It’s been a while since I’ve done video outputs, but I’ve always found them fraught with disaster.  They are a real “anything that can go wrong, will go wrong” undertaking.  As researchers, we are reluctant to pay for professional videography – but we want professional results.

The budgets for professional videography just don’t appear to be appearing. Yet, video outputs are becoming more and more popular, so it is likely you’ll encounter them at some point – it’s best to be prepared!

Here are the key things I’ve learnt about working with video in research – I’d love to hear what others have to add!
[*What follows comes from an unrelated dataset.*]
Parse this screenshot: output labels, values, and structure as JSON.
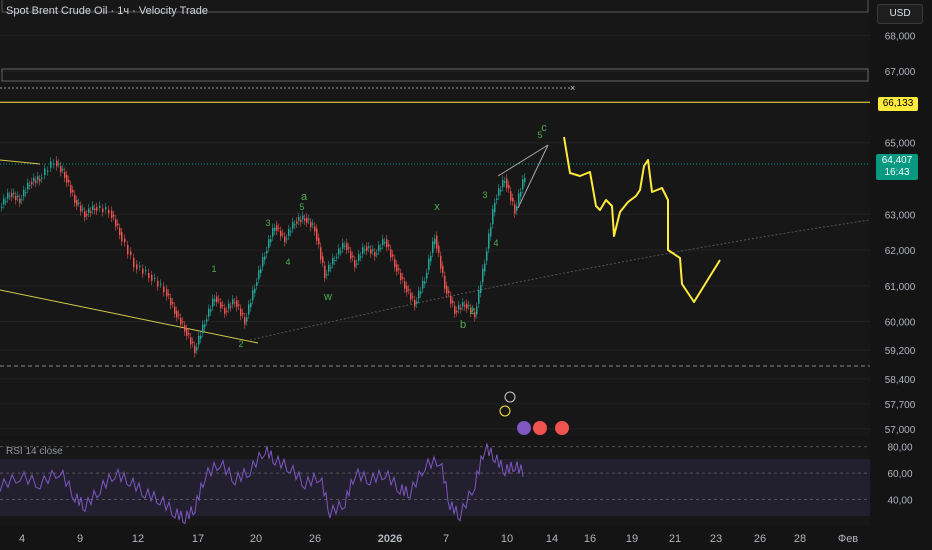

  • Firstly plan the video [I rarely do this and I always regret it]. Talk to your video editor (if you have one) about what kind of outputs they need.  The one thing about video is there is 10 million different file formats*, so you NEED to check what they will be working with AND THEN CHECK WHAT FORMAT YOU’LL BE RECORDING (an important, but often overlooked step)
  • Do you want a video introducing the participants, if so think about the introduction you want, and get participants to introduce themselves on camera
  • Shoot some ‘extra’ footage – this can be used when something goes wrong with the video – or when the clip is a bit long.  Film a bit of atmosphere, the participant working around the house, in the garden, playing with a pet, or something that they talk about doing in the video.  Or film the city the research is being conducted in, film something you’re talking about in the videos – this helps to make the videos more interesting.
  • The GOLDEN RULE OF VIDEO: Whatever you do, don’t backlight.  Make sure you film with the light behind you, not behind them.  Unless they want to be anonymous – then this is a great tactic to make sure the participant can’t be seen!
  • Cost for and get transcripts.  I don’t always use transcripts – but my word they make the video editing process faster – this way you’ll be able to find the bits of the video even quicker (if you’ve got the budget, consider a service like 3PlayMedia’s time synchronised transcripts – this will cut your ‘finding’ time down by half, if not more!)
  • Consider re-shooting.  One researcher I know often does the research first without cameras, does the analysis and then goes back to the participants to shoot footage of discussing the salient points.  I’ve not done this myself, but it sounds like a good (if not expensive) idea to me.


Hope these tips help!  Happy shooting!!


* This might be a slight exaggeration